__Task statement__. In the listing below, find every line containing "title" and copy it out.

__Materials provided__.

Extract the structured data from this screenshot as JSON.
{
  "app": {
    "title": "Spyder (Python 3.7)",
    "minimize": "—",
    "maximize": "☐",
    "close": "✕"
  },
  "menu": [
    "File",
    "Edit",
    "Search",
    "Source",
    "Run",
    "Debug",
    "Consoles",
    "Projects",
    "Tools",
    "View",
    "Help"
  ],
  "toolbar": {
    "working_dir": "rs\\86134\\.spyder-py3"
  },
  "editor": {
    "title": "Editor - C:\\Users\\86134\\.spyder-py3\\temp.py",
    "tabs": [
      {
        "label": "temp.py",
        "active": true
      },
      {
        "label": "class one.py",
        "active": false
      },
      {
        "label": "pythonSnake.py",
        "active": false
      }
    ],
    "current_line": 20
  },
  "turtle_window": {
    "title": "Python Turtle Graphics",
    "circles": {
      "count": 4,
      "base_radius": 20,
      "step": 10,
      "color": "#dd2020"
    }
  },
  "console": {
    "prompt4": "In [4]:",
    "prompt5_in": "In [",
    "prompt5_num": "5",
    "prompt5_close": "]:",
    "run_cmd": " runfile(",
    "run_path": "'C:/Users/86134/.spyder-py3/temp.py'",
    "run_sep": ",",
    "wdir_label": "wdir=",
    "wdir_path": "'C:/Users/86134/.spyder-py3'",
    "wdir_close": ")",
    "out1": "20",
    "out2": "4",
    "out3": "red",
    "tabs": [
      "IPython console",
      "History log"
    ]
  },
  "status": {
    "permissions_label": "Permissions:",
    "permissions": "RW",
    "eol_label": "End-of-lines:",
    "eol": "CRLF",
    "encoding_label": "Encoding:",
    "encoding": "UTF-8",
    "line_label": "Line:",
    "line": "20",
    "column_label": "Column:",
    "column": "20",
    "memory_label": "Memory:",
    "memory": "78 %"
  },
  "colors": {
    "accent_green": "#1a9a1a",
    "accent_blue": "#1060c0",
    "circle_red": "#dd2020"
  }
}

__Finished exercise__.
    "title": "Spyder (Python 3.7)",
    "title": "Editor - C:\\Users\\86134\\.spyder-py3\\temp.py",
    "title": "Python Turtle Graphics",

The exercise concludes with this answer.